__Input data__.

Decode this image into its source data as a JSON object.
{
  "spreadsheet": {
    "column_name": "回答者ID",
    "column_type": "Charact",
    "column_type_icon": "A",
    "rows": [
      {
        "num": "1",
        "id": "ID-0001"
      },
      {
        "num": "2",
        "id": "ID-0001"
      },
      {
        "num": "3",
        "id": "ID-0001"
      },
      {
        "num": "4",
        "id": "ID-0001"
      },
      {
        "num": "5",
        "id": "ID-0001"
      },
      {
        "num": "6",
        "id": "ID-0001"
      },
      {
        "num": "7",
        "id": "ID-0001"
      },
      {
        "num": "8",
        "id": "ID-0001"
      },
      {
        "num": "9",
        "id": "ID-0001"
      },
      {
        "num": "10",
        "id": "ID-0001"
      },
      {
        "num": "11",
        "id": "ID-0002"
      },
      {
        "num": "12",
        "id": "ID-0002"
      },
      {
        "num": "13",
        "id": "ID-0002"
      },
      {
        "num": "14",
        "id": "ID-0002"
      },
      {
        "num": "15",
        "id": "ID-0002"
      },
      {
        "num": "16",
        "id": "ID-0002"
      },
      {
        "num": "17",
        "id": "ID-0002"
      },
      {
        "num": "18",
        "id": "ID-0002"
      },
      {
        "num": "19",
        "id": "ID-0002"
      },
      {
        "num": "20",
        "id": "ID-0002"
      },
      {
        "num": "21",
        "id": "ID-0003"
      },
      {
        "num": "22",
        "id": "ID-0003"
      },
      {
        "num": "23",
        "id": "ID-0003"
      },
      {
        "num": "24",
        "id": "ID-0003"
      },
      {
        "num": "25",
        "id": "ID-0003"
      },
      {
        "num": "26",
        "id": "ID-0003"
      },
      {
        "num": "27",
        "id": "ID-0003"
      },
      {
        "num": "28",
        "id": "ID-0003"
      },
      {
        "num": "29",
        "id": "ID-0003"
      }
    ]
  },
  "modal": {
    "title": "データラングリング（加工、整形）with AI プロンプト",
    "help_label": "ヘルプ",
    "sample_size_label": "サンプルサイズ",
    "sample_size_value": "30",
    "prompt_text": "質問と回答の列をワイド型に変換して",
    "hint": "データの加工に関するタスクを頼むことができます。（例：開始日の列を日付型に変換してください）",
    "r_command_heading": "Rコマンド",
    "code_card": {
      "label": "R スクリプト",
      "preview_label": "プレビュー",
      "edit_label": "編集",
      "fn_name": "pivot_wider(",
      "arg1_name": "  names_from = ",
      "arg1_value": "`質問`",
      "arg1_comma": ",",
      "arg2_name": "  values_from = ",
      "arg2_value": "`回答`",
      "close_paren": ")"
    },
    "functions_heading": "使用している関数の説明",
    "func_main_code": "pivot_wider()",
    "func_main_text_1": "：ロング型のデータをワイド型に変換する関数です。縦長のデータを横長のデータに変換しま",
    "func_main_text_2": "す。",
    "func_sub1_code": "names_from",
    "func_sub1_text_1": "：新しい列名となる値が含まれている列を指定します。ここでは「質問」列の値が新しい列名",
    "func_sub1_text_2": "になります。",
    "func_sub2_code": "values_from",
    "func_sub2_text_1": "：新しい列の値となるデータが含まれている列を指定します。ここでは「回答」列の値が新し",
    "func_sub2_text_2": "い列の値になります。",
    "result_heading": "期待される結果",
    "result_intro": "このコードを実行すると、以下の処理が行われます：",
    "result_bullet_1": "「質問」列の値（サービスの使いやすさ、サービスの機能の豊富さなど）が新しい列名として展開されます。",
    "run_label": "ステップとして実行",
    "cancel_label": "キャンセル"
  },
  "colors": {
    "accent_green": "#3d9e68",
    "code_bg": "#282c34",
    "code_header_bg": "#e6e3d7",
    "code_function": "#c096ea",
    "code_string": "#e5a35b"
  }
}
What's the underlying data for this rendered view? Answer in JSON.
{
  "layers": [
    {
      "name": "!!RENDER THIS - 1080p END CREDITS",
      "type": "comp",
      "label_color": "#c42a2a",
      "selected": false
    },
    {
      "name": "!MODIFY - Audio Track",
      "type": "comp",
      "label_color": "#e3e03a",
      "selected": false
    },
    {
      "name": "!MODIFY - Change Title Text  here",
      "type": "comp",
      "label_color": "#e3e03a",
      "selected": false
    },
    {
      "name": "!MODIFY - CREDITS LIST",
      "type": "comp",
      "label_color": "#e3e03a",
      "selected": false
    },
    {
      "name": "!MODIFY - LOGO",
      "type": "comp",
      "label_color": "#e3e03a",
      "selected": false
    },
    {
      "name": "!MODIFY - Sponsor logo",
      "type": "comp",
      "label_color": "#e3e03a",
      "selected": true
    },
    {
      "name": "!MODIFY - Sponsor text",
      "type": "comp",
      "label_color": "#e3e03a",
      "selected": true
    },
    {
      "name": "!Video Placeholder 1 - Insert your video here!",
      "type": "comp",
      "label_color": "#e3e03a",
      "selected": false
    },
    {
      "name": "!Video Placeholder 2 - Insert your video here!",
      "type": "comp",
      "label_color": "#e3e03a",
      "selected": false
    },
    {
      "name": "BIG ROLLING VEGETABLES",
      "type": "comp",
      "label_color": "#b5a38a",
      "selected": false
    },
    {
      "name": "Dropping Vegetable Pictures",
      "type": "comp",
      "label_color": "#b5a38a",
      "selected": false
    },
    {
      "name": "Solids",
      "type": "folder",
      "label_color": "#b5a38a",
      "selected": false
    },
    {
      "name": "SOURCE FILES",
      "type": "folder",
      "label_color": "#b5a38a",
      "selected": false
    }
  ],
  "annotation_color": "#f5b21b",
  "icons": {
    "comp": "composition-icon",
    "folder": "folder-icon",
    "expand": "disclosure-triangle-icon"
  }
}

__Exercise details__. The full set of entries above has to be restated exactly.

__Reply to the task__.
Decode this image into its source data as a JSON object.
{
  "spreadsheet": {
    "column_name": "回答者ID",
    "column_type": "Charact",
    "column_type_icon": "A",
    "rows": [
      {
        "num": "1",
        "id": "ID-0001"
      },
      {
        "num": "2",
        "id": "ID-0001"
      },
      {
        "num": "3",
        "id": "ID-0001"
      },
      {
        "num": "4",
        "id": "ID-0001"
      },
      {
        "num": "5",
        "id": "ID-0001"
      },
      {
        "num": "6",
        "id": "ID-0001"
      },
      {
        "num": "7",
        "id": "ID-0001"
      },
      {
        "num": "8",
        "id": "ID-0001"
      },
      {
        "num": "9",
        "id": "ID-0001"
      },
      {
        "num": "10",
        "id": "ID-0001"
      },
      {
        "num": "11",
        "id": "ID-0002"
      },
      {
        "num": "12",
        "id": "ID-0002"
      },
      {
        "num": "13",
        "id": "ID-0002"
      },
      {
        "num": "14",
        "id": "ID-0002"
      },
      {
        "num": "15",
        "id": "ID-0002"
      },
      {
        "num": "16",
        "id": "ID-0002"
      },
      {
        "num": "17",
        "id": "ID-0002"
      },
      {
        "num": "18",
        "id": "ID-0002"
      },
      {
        "num": "19",
        "id": "ID-0002"
      },
      {
        "num": "20",
        "id": "ID-0002"
      },
      {
        "num": "21",
        "id": "ID-0003"
      },
      {
        "num": "22",
        "id": "ID-0003"
      },
      {
        "num": "23",
        "id": "ID-0003"
      },
      {
        "num": "24",
        "id": "ID-0003"
      },
      {
        "num": "25",
        "id": "ID-0003"
      },
      {
        "num": "26",
        "id": "ID-0003"
      },
      {
        "num": "27",
        "id": "ID-0003"
      },
      {
        "num": "28",
        "id": "ID-0003"
      },
      {
        "num": "29",
        "id": "ID-0003"
      }
    ]
  },
  "modal": {
    "title": "データラングリング（加工、整形）with AI プロンプト",
    "help_label": "ヘルプ",
    "sample_size_label": "サンプルサイズ",
    "sample_size_value": "30",
    "prompt_text": "質問と回答の列をワイド型に変換して",
    "hint": "データの加工に関するタスクを頼むことができます。（例：開始日の列を日付型に変換してください）",
    "r_command_heading": "Rコマンド",
    "code_card": {
      "label": "R スクリプト",
      "preview_label": "プレビュー",
      "edit_label": "編集",
      "fn_name": "pivot_wider(",
      "arg1_name": "  names_from = ",
      "arg1_value": "`質問`",
      "arg1_comma": ",",
      "arg2_name": "  values_from = ",
      "arg2_value": "`回答`",
      "close_paren": ")"
    },
    "functions_heading": "使用している関数の説明",
    "func_main_code": "pivot_wider()",
    "func_main_text_1": "：ロング型のデータをワイド型に変換する関数です。縦長のデータを横長のデータに変換しま",
    "func_main_text_2": "す。",
    "func_sub1_code": "names_from",
    "func_sub1_text_1": "：新しい列名となる値が含まれている列を指定します。ここでは「質問」列の値が新しい列名",
    "func_sub1_text_2": "になります。",
    "func_sub2_code": "values_from",
    "func_sub2_text_1": "：新しい列の値となるデータが含まれている列を指定します。ここでは「回答」列の値が新し",
    "func_sub2_text_2": "い列の値になります。",
    "result_heading": "期待される結果",
    "result_intro": "このコードを実行すると、以下の処理が行われます：",
    "result_bullet_1": "「質問」列の値（サービスの使いやすさ、サービスの機能の豊富さなど）が新しい列名として展開されます。",
    "run_label": "ステップとして実行",
    "cancel_label": "キャンセル"
  },
  "colors": {
    "accent_green": "#3d9e68",
    "code_bg": "#282c34",
    "code_header_bg": "#e6e3d7",
    "code_function": "#c096ea",
    "code_string": "#e5a35b"
  }
}
What's the underlying data for this rendered view? Answer in JSON.
{
  "layers": [
    {
      "name": "!!RENDER THIS - 1080p END CREDITS",
      "type": "comp",
      "label_color": "#c42a2a",
      "selected": false
    },
    {
      "name": "!MODIFY - Audio Track",
      "type": "comp",
      "label_color": "#e3e03a",
      "selected": false
    },
    {
      "name": "!MODIFY - Change Title Text  here",
      "type": "comp",
      "label_color": "#e3e03a",
      "selected": false
    },
    {
      "name": "!MODIFY - CREDITS LIST",
      "type": "comp",
      "label_color": "#e3e03a",
      "selected": false
    },
    {
      "name": "!MODIFY - LOGO",
      "type": "comp",
      "label_color": "#e3e03a",
      "selected": false
    },
    {
      "name": "!MODIFY - Sponsor logo",
      "type": "comp",
      "label_color": "#e3e03a",
      "selected": true
    },
    {
      "name": "!MODIFY - Sponsor text",
      "type": "comp",
      "label_color": "#e3e03a",
      "selected": true
    },
    {
      "name": "!Video Placeholder 1 - Insert your video here!",
      "type": "comp",
      "label_color": "#e3e03a",
      "selected": false
    },
    {
      "name": "!Video Placeholder 2 - Insert your video here!",
      "type": "comp",
      "label_color": "#e3e03a",
      "selected": false
    },
    {
      "name": "BIG ROLLING VEGETABLES",
      "type": "comp",
      "label_color": "#b5a38a",
      "selected": false
    },
    {
      "name": "Dropping Vegetable Pictures",
      "type": "comp",
      "label_color": "#b5a38a",
      "selected": false
    },
    {
      "name": "Solids",
      "type": "folder",
      "label_color": "#b5a38a",
      "selected": false
    },
    {
      "name": "SOURCE FILES",
      "type": "folder",
      "label_color": "#b5a38a",
      "selected": false
    }
  ],
  "annotation_color": "#f5b21b",
  "icons": {
    "comp": "composition-icon",
    "folder": "folder-icon",
    "expand": "disclosure-triangle-icon"
  }
}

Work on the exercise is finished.